For decades, the rock-solid, full-time four-wheel-drive Toyota Land Cruiser has been one of the most trusted tools around the world. With usage like this, a vehicle doesn’t need constant changes to keep up with the market. The unchanged 2019 Land Cruiser is in the 12th year of its current generation, its last update coming in 2016 with some styling changes, a new infotainment system, and 8-speed automatic.
If you want more style, there is the all-wheel-drive Lexus LX 570 with the same platform and powertrain, seating five passengers instead of eight.
The Land Cruiser is powered by a 5.7-liter V-8 making 381 horsepower and 401 pound-feet of torque, enough to propel the three-ton vehicle at an ample clip. It can tow up to 8,100 pounds.
With a curb weight of about 5,800 pounds, and a 25-gallon fuel tank, the Land Cruiser offers EPA-rated fuel economy of 13 mpg city, 18 highway, 15 combined.
The chassis is body-on-frame, like a truck, with an independent front suspension and solid rear axle. The suspension is a hydraulic system with massive sway bars, to keep the vehicle level in corners and deliver excellent wheel articulation over rough terrain.
The sophisticated four-wheel-drive system has modes for every surface you might imagine. It even uses the brakes to reduce the turning radius on tight trails.
In the cabin, the instrument panel is heavy with buttons, the infotainment screen is large, and the seats are upholstered with soft semi-aniline leather. The front seats are comfortable and the second row spacious, but the third row is only large enough for small children.
The Land Cruiser hasn’t been crash tested, but its bulk offers security. Not to mention its standard active safety equipment, including automatic emergency braking with pedestrian detection, adaptive cruise control, blind-spot monitors, and lane-departure warnings.
The lineup is simple: one Land Cruiser for $86,500. Standard equipment includes semi-aniline leather seats, heated and cooled front seats, a JBL sound system, seating for eight, a power moonroof, four-zone automatic climate control, navigation, an 8.0-inch touchscreen for infotainment, keyless ignition, and a heated steering wheel.
There is only one option package. For $2,200, Toyota adds a pair of 11.6-inch screens and a DVD player with an HDMI input for the second row. The Land Cruiser lacks Apple CarPlay and Android Auto compatibility.
The Land Cruiser has an amiable look that’s immediately familiar. Call it a throwback if you must, but it’s a good one to the days of authentic SUVs that didn’t subsist only on style. The front overhang is short and the bumper high, to provide a steep approach angle for climbing over obstacles. The removable running boards reveal 9.0 inches of ground clearance. The split tailgate drops down like an old-school station wagon.

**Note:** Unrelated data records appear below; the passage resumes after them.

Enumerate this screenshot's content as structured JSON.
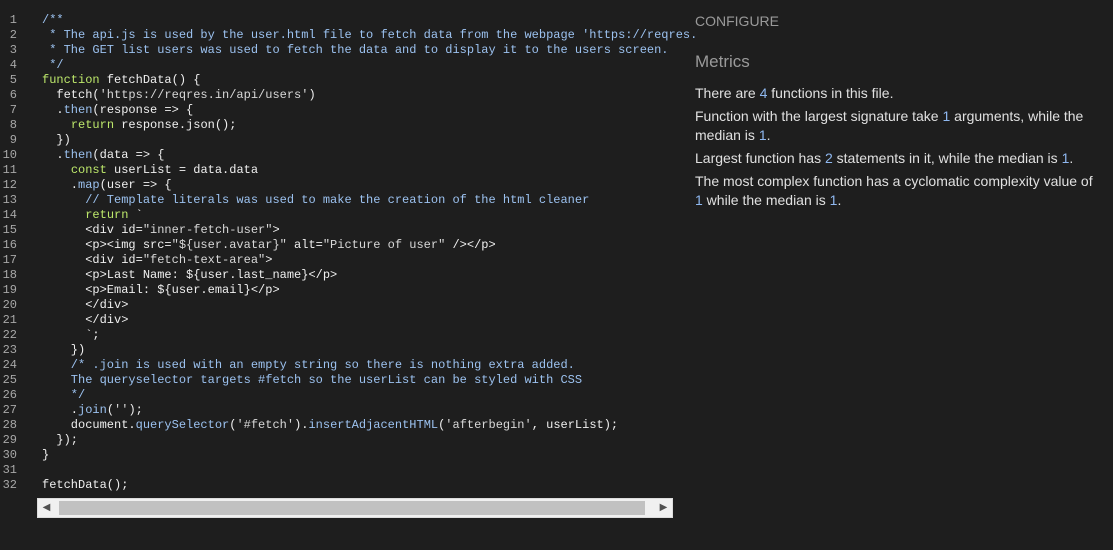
{
  "code_lines": [
    [
      [
        "cm",
        "/**"
      ]
    ],
    [
      [
        "cm",
        " * The api.js is used by the user.html file to fetch data from the webpage 'https://reqres."
      ]
    ],
    [
      [
        "cm",
        " * The GET list users was used to fetch the data and to display it to the users screen."
      ]
    ],
    [
      [
        "cm",
        " */"
      ]
    ],
    [
      [
        "kw",
        "function"
      ],
      [
        "plain",
        " fetchData() {"
      ]
    ],
    [
      [
        "plain",
        "  fetch("
      ],
      [
        "str",
        "'https://reqres.in/api/users'"
      ],
      [
        "plain",
        ")"
      ]
    ],
    [
      [
        "plain",
        "  ."
      ],
      [
        "fn",
        "then"
      ],
      [
        "plain",
        "(response => {"
      ]
    ],
    [
      [
        "plain",
        "    "
      ],
      [
        "kw",
        "return"
      ],
      [
        "plain",
        " response.json();"
      ]
    ],
    [
      [
        "plain",
        "  })"
      ]
    ],
    [
      [
        "plain",
        "  ."
      ],
      [
        "fn",
        "then"
      ],
      [
        "plain",
        "(data => {"
      ]
    ],
    [
      [
        "plain",
        "    "
      ],
      [
        "kw",
        "const"
      ],
      [
        "plain",
        " userList = data.data"
      ]
    ],
    [
      [
        "plain",
        "    ."
      ],
      [
        "fn",
        "map"
      ],
      [
        "plain",
        "(user => {"
      ]
    ],
    [
      [
        "cm",
        "      // Template literals was used to make the creation of the html cleaner"
      ]
    ],
    [
      [
        "plain",
        "      "
      ],
      [
        "kw",
        "return"
      ],
      [
        "plain",
        " `"
      ]
    ],
    [
      [
        "plain",
        "      <div id="
      ],
      [
        "str",
        "\"inner-fetch-user\""
      ],
      [
        "plain",
        ">"
      ]
    ],
    [
      [
        "plain",
        "      <p><img src="
      ],
      [
        "str",
        "\"${user.avatar}\""
      ],
      [
        "plain",
        " alt="
      ],
      [
        "str",
        "\"Picture of user\""
      ],
      [
        "plain",
        " /></p>"
      ]
    ],
    [
      [
        "plain",
        "      <div id="
      ],
      [
        "str",
        "\"fetch-text-area\""
      ],
      [
        "plain",
        ">"
      ]
    ],
    [
      [
        "plain",
        "      <p>Last Name: ${user.last_name}</p>"
      ]
    ],
    [
      [
        "plain",
        "      <p>Email: ${user.email}</p>"
      ]
    ],
    [
      [
        "plain",
        "      </div>"
      ]
    ],
    [
      [
        "plain",
        "      </div>"
      ]
    ],
    [
      [
        "plain",
        "      `;"
      ]
    ],
    [
      [
        "plain",
        "    })"
      ]
    ],
    [
      [
        "cm",
        "    /* .join is used with an empty string so there is nothing extra added."
      ]
    ],
    [
      [
        "cm",
        "    The queryselector targets #fetch so the userList can be styled with CSS"
      ]
    ],
    [
      [
        "cm",
        "    */"
      ]
    ],
    [
      [
        "plain",
        "    ."
      ],
      [
        "fn",
        "join"
      ],
      [
        "plain",
        "("
      ],
      [
        "str",
        "''"
      ],
      [
        "plain",
        ");"
      ]
    ],
    [
      [
        "plain",
        "    document."
      ],
      [
        "fn",
        "querySelector"
      ],
      [
        "plain",
        "("
      ],
      [
        "str",
        "'#fetch'"
      ],
      [
        "plain",
        ")."
      ],
      [
        "fn",
        "insertAdjacentHTML"
      ],
      [
        "plain",
        "("
      ],
      [
        "str",
        "'afterbegin'"
      ],
      [
        "plain",
        ", userList);"
      ]
    ],
    [
      [
        "plain",
        "  });"
      ]
    ],
    [
      [
        "plain",
        "}"
      ]
    ],
    [
      [
        "plain",
        ""
      ]
    ],
    [
      [
        "plain",
        "fetchData();"
      ]
    ]
  ],
  "line_numbers": [
    "1",
    "2",
    "3",
    "4",
    "5",
    "6",
    "7",
    "8",
    "9",
    "10",
    "11",
    "12",
    "13",
    "14",
    "15",
    "16",
    "17",
    "18",
    "19",
    "20",
    "21",
    "22",
    "23",
    "24",
    "25",
    "26",
    "27",
    "28",
    "29",
    "30",
    "31",
    "32"
  ],
  "panel": {
    "configure_label": "CONFIGURE",
    "metrics_title": "Metrics",
    "functions_count_prefix": "There are ",
    "functions_count": "4",
    "functions_count_suffix": " functions in this file.",
    "signature_prefix": "Function with the largest signature take ",
    "signature_max": "1",
    "signature_mid": " arguments, while the median is ",
    "signature_median": "1",
    "signature_suffix": ".",
    "statements_prefix": "Largest function has ",
    "statements_max": "2",
    "statements_mid": " statements in it, while the median is ",
    "statements_median": "1",
    "statements_suffix": ".",
    "complexity_prefix": "The most complex function has a cyclomatic complexity value of ",
    "complexity_max": "1",
    "complexity_mid": " while the median is ",
    "complexity_median": "1",
    "complexity_suffix": "."
  },
  "scrollbar": {
    "left_arrow_icon": "triangle-left-icon",
    "right_arrow_icon": "triangle-right-icon"
  },
  "colors": {
    "background": "#1e1e1e",
    "keyword": "#bde86b",
    "comment": "#9cc2f0",
    "metric_number": "#8fb8f0"
  }
}
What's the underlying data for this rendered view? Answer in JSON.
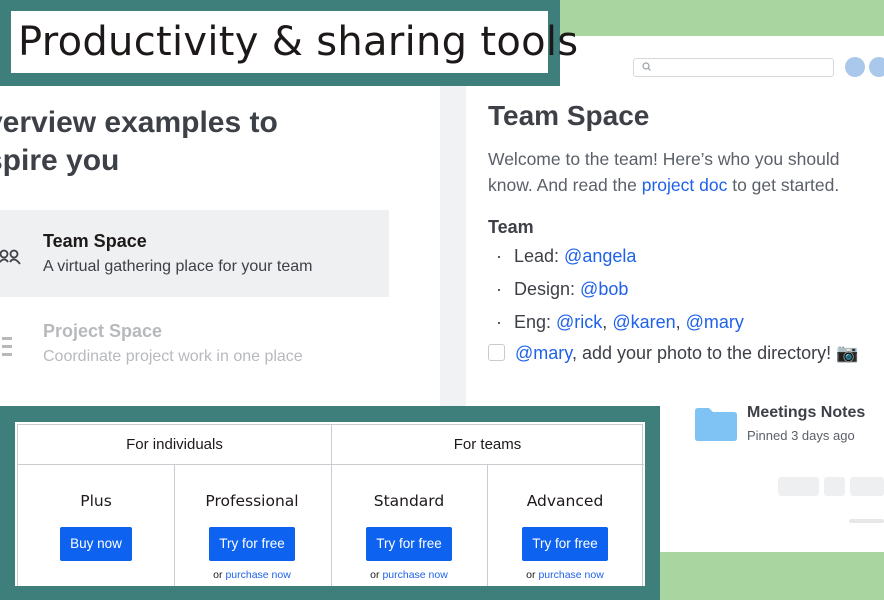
{
  "banner": {
    "title": "Productivity & sharing tools"
  },
  "left": {
    "heading_line1": "verview examples to",
    "heading_line2": "spire you",
    "templates": [
      {
        "title": "Team Space",
        "description": "A virtual gathering place for your team",
        "icon": "people-icon"
      },
      {
        "title": "Project Space",
        "description": "Coordinate project work in one place",
        "icon": "list-icon"
      }
    ]
  },
  "doc": {
    "title": "Team Space",
    "welcome_before": "Welcome to the team! Here’s who you should know. And read the ",
    "welcome_link": "project doc",
    "welcome_after": " to get started.",
    "team_heading": "Team",
    "lead_label": "Lead: ",
    "lead": "@angela",
    "design_label": "Design: ",
    "design": "@bob",
    "eng_label": "Eng: ",
    "eng_1": "@rick",
    "eng_2": "@karen",
    "eng_3": "@mary",
    "todo_mention": "@mary",
    "todo_text": ", add your photo to the directory! 📷",
    "pinned_title": "Meetings Notes",
    "pinned_sub": "Pinned 3 days ago"
  },
  "pricing": {
    "groups": [
      "For individuals",
      "For teams"
    ],
    "plans": [
      {
        "name": "Plus",
        "button": "Buy now",
        "alt_prefix": "",
        "alt_link": ""
      },
      {
        "name": "Professional",
        "button": "Try for free",
        "alt_prefix": "or ",
        "alt_link": "purchase now"
      },
      {
        "name": "Standard",
        "button": "Try for free",
        "alt_prefix": "or ",
        "alt_link": "purchase now"
      },
      {
        "name": "Advanced",
        "button": "Try for free",
        "alt_prefix": "or ",
        "alt_link": "purchase now"
      }
    ]
  },
  "colors": {
    "teal_frame": "#3f7f7b",
    "green_bg": "#a8d5a0",
    "link_blue": "#1f62ea",
    "button_blue": "#0d62f0",
    "folder_blue": "#7fc2f4"
  }
}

Consistent with its no-nonsense nature, the Land Cruiser doesn’t try to show off with flashy big wheels. They are off-road-ready 18-inch alloys fitted with tires having tall sidewalls to absorb the bumps.
The Land Cruiser’s instrument panel is impressive enough, with many buttons and knobs and a big 9.0-inch touchscreen dominating the center stack, and the off-road controls on the center console. The screen is easy to use and features clear maps.
The impression is of less space than the Land Cruiser’s mass suggests. Toyota quotes cargo space at 16.1 cubic feet behind the third row, 43 cubic feet with the third row stowed, and 82 cubic feet with the second row folded forward.
There is ample room in the first two rows. The power-adjusting front seats are heated and cooled by an efficient system, while the second row is well-padded and easily fits three, with standard entertainment. Row three’s very smallâ€”and it’s standard equipment.
With 381 horsepower and 401 pound-feet produced by the 5.7-liter V-8, the Land Cruiser accelerates quickly from a stop and effortlessly passes on a two-lane or moves into holes on the freeway. That’s saying something, given its bulk of nearly two tons.
The 8-speed automatic shifts well most of the time, but it’s programmed to upshift early in the name of fuel economy.
The big body is attached to a ladder frame. The solid rear axle and independent front suspension help with towing, but not much on curvy roads, where the Land Cruiser feels like the large SUV it is. The steering is light and the suspension soft. It has good grip with its standard tires.
Toyota’s Kinetic Dynamic Suspension System is under that soft ride, which is comfortable on the highway. The system uses huge anti-roll bars that disconnect automatically at lower speeds for more wheel travel on deeply rutted terrain, where the Land Cruiser feels more at home.
The number of electronic off-road modes is almost overwhelming, more than most buyers will fully utilize. One system uses traction control and ABS to keep the vehicle moving at a crawl, while another can brake individual wheels to pivot the big SUV and tighten its turning radius for narrow switchbacks.
If you need the ultimate family SUV and off-road vehicle, The 2019 Toyota Land Cruiser might work for you. It has a powerful engine, a smooth transmission, soft leather seats, and a comfortable ride. It’s particularly well-suited to families with adventure in mind.